There are few examples of how Jewish Federation of Greater Kansas City and its partner agencies help Jews overseas that are as dramatic as Masha Shumyatsky’s story. If it weren’t for the American Jewish Joint Distribution Committee (JDC), which receives support from Jewish Federation, Shumyatsky’s life in Kharkov, Ukraine would be very different today.
“My life is a good example of what JDC does in the Ukraine and all over the world,” Shumyatsky, 27, said.
Shumyatsky’s first experience with JDC was as a girl, when her grandmother received monthly food baskets from the organization. Her second encounter came years later, at age 18 when she participated in JDC’s young leadership program.
It was an experience that changed her life.
Through the leadership program, she learned the concepts of volunteerism and taking responsibility for her community. She also learned the importance of being a giver, not just a receiver. These concepts inspired her to start a program that provided food to elderly Ukrainians. At the age of 19, using just her pocket money, she launched Selfie With A Granny (later renamed Kulyock, which means “plastic bag” in Russian).
In 2014, at age 23, her life and her food program were well established. But Shumyatsky’s world turned upside down when pro-Russian/anti-government groups invaded her hometown of Donetsk. Shumyatsky said Donetsk was a developed industrial city with a robust economy when the conflict started. Everyone felt certain the fighting would end soon.

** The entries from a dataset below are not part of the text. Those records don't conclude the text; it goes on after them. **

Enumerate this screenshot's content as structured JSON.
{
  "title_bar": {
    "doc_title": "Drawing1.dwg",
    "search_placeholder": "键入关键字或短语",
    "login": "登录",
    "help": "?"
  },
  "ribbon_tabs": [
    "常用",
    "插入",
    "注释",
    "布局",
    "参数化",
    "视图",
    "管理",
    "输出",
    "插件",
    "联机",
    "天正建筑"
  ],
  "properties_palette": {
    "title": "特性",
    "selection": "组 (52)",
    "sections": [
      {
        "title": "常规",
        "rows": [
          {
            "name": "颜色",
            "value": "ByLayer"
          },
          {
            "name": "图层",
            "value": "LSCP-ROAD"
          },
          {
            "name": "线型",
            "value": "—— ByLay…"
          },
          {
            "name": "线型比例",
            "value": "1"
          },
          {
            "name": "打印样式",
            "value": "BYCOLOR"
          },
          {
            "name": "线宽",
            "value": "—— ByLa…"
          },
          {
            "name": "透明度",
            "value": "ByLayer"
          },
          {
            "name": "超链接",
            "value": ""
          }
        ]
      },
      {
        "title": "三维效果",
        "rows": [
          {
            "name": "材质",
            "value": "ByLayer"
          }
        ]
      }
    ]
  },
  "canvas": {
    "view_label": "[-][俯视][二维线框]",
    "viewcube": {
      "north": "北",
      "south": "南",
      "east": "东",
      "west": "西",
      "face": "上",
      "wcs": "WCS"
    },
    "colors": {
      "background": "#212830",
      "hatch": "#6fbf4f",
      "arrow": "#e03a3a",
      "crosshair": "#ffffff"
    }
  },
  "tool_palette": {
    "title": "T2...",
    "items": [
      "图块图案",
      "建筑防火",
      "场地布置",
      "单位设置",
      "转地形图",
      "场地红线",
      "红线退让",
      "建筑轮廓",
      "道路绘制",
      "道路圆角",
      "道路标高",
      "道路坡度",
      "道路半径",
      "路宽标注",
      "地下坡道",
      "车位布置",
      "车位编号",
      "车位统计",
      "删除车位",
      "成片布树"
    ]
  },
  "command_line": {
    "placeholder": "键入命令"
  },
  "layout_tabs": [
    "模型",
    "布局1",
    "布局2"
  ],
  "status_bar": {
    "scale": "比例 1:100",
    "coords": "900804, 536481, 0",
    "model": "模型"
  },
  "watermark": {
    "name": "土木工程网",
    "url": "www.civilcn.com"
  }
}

Shumyatsky was at a local hospital for an eye exam when a shell hit another part of the hospital. Although she wasn’t hurt, she knew there were no safe places in the city. She fled shortly after, taking just a small bag of clothes with her, still feeling that the fighting would end soon, and she would return home.
“But the crisis became the new reality,” she said. “The shelling and the shootings have never stopped. Over 10,000 people have been killed and 1.6 million fled their homes. I am one of those statistics.”
Unfortunately, her mother was stuck in the conflict zone. She lost her job, and because the banks couldn’t operate, there was no way for her to get money. Because of the food baskets delivered to Shumyatsky’s grandmother decades earlier, the family was still in the JDC database. The JDC reached out to her mother and provided her with food baskets. The JDC delivered enough that she was able to share with her neighbors who were suffering as well.
In a place where philanthropy is still a somewhat foreign concept, the neighbors had a hard time understanding why strangers from another country would care enough to help them. “I think this is just what Jews do,” Shumyatsky’s mother explained to them.
Now, more than four years after fleeing Donetsk, the conflict there continues. However, Shumyatsky has rebuilt her life in the city of Kharkov. She teaches English online and occasionally works as an English/Russian interpreter, mainly for JDC. She is also a volunteer speaker for JDC, traveling around the world to share her story. Most recently, she shared her story in Kansas City as part of a JDC speaking tour in the United States.
Rebuilding her life, Shumyatsky was able to restart her program for the elderly, which now feeds 100 seniors in her area. While Kulyock isn't a JDC program, she says the inspiration came from her work with that organization, which gave her a full understanding of what the Jewish tradition of helping the stranger means
"Before the conflict, those were just words; beautiful words that meant nothing. But I think my life is a very good example that it’s true,” Shumyatsky said.
Reprinted with permission from the Jewish Chronicle